» **Action item**: In the data below, how many lines include the string "التسجيل"? Give only the number.

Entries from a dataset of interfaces
──────────

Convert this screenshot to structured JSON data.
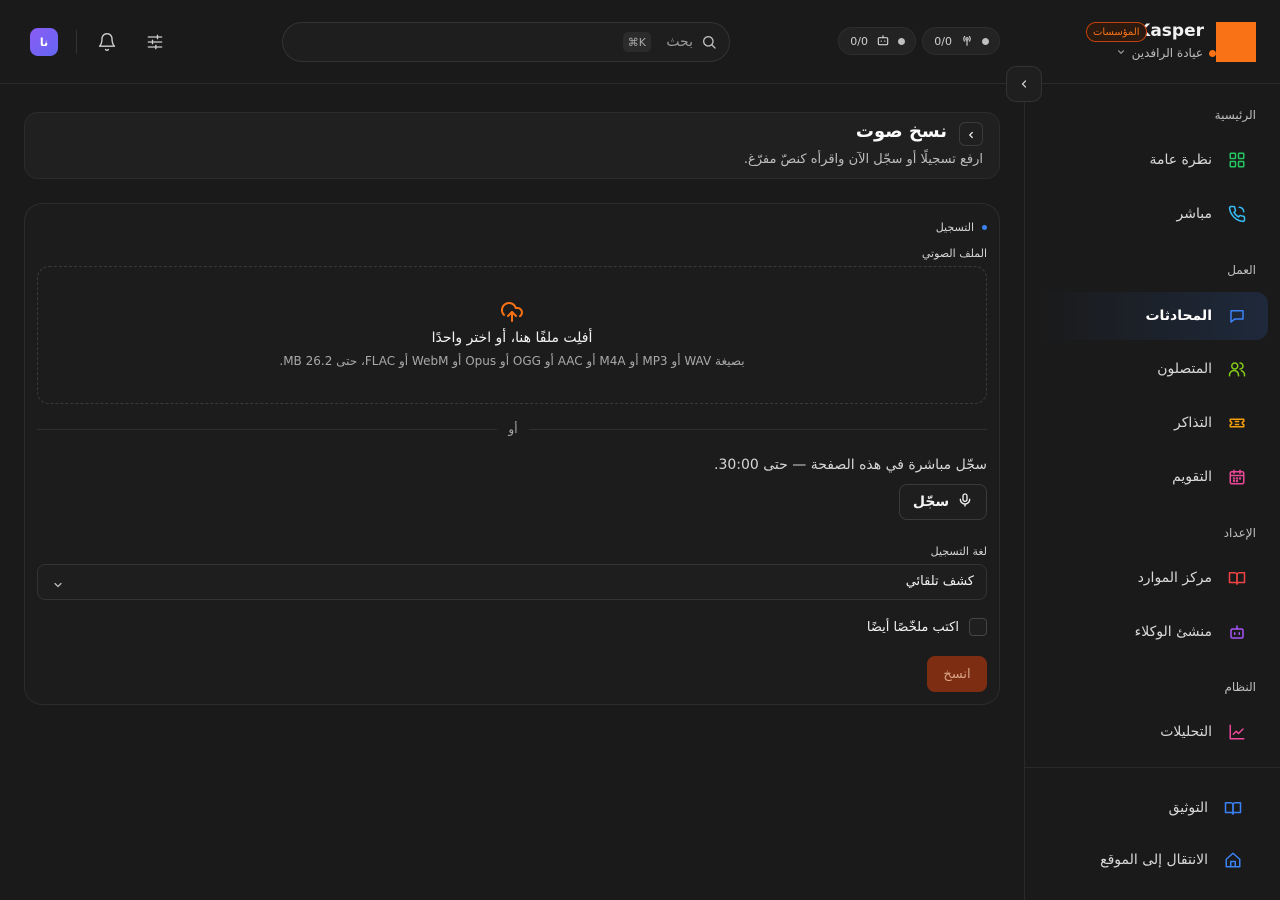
{
  "brand": {
    "name": "Kasper",
    "badge": "المؤسسات",
    "workspace": "عيادة الرافدين",
    "logo_color": "#f97316"
  },
  "header": {
    "avatar_initials": "نا",
    "search_label": "بحث",
    "search_shortcut": "⌘K",
    "status_pills": [
      {
        "icon": "broadcast-icon",
        "value": "0/0"
      },
      {
        "icon": "robot-icon",
        "value": "0/0"
      }
    ]
  },
  "sidebar": {
    "sections": [
      {
        "label": "الرئيسية"
      },
      {
        "label": "العمل"
      },
      {
        "label": "الإعداد"
      },
      {
        "label": "النظام"
      }
    ],
    "items": [
      {
        "label": "نظرة عامة",
        "icon": "grid-icon",
        "color": "#22c55e"
      },
      {
        "label": "مباشر",
        "icon": "phone-call-icon",
        "color": "#38bdf8"
      },
      {
        "label": "المحادثات",
        "icon": "chat-icon",
        "color": "#3b82f6",
        "active": true
      },
      {
        "label": "المتصلون",
        "icon": "users-icon",
        "color": "#84cc16"
      },
      {
        "label": "التذاكر",
        "icon": "ticket-icon",
        "color": "#f59e0b"
      },
      {
        "label": "التقويم",
        "icon": "calendar-icon",
        "color": "#ec4899"
      },
      {
        "label": "مركز الموارد",
        "icon": "book-icon",
        "color": "#ef4444"
      },
      {
        "label": "منشئ الوكلاء",
        "icon": "bot-icon",
        "color": "#a855f7"
      },
      {
        "label": "التحليلات",
        "icon": "chart-icon",
        "color": "#ec4899"
      }
    ],
    "footer": [
      {
        "label": "التوثيق",
        "icon": "docs-book-icon",
        "color": "#3b82f6"
      },
      {
        "label": "الانتقال إلى الموقع",
        "icon": "home-icon",
        "color": "#3b82f6"
      }
    ]
  },
  "page": {
    "title": "نسخ صوت",
    "subtitle": "ارفع تسجيلًا أو سجّل الآن واقرأه كنصّ مفرّغ."
  },
  "form": {
    "state_label": "التسجيل",
    "file_label": "الملف الصوتي",
    "dropzone_title": "أفلِت ملفًا هنا، أو اختر واحدًا",
    "dropzone_sub": "بصيغة WAV أو MP3 أو M4A أو AAC أو OGG أو Opus أو WebM أو FLAC، حتى 26.2 MB.",
    "or_text": "أو",
    "record_hint": "سجّل مباشرة في هذه الصفحة — حتى 30:00.",
    "record_button": "سجّل",
    "language_label": "لغة التسجيل",
    "language_value": "كشف تلقائي",
    "summary_label": "اكتب ملخّصًا أيضًا",
    "summary_checked": false,
    "submit_button": "انسخ",
    "accent_color": "#f97316"
  }
}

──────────

» **Solution for this exercise**: 2